INSTRUCTIONS TO FOLLOW
If a line in the entries below contains "Wheel", copy it.

[Stored records]
^^^^

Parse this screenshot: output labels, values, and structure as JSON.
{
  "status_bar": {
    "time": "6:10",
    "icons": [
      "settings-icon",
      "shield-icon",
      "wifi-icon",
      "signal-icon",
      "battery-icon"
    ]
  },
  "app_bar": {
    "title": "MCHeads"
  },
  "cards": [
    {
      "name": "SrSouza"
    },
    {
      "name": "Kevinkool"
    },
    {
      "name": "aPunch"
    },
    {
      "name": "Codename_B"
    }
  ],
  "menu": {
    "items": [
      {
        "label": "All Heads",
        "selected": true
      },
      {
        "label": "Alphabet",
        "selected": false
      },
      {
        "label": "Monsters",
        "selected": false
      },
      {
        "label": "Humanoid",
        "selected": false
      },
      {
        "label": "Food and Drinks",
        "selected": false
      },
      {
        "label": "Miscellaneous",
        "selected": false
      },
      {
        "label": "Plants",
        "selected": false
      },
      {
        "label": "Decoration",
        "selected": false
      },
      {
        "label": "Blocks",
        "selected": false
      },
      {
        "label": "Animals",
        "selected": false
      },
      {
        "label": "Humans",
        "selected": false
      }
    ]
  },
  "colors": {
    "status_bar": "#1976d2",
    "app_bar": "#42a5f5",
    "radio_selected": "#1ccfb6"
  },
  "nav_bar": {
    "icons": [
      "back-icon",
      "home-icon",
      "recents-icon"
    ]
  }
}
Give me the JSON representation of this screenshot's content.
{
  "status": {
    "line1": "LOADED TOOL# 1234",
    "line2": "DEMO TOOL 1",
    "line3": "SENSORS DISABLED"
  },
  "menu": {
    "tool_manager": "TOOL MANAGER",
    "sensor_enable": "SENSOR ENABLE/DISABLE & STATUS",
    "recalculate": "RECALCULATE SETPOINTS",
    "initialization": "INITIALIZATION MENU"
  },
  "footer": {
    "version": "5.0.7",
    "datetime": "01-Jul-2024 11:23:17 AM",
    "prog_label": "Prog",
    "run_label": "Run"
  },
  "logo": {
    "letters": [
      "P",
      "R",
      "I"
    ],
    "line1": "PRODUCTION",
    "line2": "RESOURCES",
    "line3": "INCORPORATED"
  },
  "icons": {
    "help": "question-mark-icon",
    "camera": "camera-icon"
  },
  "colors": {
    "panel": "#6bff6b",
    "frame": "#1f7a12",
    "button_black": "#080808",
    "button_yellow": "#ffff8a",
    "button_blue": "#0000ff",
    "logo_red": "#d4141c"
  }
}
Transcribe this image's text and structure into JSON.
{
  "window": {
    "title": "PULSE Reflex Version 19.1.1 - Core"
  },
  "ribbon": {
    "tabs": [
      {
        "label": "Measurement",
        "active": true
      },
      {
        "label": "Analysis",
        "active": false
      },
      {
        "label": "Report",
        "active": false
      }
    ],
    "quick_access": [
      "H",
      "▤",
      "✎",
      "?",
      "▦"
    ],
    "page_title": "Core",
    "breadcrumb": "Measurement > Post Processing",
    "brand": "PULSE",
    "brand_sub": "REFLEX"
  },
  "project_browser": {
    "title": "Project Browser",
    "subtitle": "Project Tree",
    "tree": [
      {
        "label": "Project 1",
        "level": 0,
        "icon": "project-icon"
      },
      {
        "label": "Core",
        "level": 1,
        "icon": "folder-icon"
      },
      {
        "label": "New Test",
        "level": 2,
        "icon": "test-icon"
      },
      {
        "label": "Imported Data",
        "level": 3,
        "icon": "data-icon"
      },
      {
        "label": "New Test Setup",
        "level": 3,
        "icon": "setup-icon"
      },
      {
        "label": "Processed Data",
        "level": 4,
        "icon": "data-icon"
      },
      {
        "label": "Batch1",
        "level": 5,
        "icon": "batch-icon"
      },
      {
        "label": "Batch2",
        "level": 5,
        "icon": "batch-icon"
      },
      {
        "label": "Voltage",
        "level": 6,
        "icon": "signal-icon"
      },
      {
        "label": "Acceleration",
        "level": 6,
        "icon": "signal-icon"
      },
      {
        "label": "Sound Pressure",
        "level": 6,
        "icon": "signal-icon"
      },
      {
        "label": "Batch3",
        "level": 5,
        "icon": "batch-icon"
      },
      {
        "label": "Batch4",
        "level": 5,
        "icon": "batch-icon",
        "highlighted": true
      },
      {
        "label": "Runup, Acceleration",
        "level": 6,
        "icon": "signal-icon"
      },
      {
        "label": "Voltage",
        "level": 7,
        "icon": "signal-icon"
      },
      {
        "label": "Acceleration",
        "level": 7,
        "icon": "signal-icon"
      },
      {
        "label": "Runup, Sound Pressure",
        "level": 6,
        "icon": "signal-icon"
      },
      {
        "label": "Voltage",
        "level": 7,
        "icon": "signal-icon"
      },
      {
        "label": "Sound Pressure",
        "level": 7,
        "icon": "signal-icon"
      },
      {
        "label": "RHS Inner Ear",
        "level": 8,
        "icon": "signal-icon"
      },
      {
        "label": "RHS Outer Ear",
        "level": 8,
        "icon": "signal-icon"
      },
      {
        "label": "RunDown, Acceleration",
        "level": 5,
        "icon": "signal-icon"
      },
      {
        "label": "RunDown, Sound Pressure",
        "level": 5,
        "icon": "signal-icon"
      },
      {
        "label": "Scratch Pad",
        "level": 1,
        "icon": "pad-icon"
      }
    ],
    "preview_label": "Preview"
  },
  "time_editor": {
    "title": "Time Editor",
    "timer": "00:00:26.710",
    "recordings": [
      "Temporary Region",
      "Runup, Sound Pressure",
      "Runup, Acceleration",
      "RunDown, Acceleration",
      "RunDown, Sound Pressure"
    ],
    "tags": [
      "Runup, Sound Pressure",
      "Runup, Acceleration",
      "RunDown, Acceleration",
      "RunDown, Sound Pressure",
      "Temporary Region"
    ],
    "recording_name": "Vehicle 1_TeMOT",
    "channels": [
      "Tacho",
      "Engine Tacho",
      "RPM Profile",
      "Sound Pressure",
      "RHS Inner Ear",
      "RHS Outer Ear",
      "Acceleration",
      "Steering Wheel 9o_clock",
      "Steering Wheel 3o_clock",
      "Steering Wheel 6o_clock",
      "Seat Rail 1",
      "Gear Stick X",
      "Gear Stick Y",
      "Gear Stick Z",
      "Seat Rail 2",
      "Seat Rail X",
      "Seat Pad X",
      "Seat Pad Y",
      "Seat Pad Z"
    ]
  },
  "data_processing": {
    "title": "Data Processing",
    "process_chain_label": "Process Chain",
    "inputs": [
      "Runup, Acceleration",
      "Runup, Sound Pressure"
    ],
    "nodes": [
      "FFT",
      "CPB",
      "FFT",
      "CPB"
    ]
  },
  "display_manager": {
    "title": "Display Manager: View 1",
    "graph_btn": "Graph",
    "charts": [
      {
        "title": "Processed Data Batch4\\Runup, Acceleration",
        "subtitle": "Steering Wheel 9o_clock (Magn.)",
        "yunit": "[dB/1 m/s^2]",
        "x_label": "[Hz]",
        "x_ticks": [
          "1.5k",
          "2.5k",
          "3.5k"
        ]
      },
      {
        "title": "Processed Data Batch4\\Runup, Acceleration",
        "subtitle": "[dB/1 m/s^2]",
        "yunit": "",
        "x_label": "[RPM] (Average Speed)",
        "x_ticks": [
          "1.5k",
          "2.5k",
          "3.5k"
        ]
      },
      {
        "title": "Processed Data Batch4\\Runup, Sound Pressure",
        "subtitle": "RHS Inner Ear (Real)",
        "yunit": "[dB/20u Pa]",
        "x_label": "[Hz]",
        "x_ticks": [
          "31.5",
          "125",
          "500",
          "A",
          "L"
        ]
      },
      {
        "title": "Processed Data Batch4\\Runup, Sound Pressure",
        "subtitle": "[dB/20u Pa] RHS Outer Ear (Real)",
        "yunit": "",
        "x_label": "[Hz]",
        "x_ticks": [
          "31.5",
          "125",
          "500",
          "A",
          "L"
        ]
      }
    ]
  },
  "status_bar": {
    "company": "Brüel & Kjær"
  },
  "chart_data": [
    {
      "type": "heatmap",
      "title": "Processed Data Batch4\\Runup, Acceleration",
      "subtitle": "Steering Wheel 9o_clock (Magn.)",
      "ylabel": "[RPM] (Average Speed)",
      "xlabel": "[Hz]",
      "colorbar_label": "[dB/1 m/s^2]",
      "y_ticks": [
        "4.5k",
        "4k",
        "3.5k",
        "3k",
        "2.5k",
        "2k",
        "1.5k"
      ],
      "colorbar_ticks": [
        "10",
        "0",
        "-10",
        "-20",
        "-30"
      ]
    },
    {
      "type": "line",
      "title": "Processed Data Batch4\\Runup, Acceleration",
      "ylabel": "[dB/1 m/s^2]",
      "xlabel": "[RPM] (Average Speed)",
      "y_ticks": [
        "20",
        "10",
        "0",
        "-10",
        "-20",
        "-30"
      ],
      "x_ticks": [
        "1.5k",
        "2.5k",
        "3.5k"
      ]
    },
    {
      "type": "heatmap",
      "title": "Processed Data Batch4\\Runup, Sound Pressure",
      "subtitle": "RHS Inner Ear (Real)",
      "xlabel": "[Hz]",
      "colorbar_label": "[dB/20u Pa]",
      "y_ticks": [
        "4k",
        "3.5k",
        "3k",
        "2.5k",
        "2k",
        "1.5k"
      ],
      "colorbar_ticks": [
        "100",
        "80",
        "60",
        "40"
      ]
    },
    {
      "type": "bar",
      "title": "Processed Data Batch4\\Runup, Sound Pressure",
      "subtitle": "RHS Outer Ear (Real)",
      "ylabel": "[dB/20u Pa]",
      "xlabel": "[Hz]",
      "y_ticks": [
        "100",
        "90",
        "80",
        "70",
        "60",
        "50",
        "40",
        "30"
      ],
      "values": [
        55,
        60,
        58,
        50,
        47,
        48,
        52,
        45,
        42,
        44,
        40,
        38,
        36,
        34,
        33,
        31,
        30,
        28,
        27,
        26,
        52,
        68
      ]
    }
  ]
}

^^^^

SOLUTION TO THE PROBLEM
      "Steering Wheel 9o_clock",
      "Steering Wheel 3o_clock",
      "Steering Wheel 6o_clock",
        "subtitle": "Steering Wheel 9o_clock (Magn.)",
      "subtitle": "Steering Wheel 9o_clock (Magn.)",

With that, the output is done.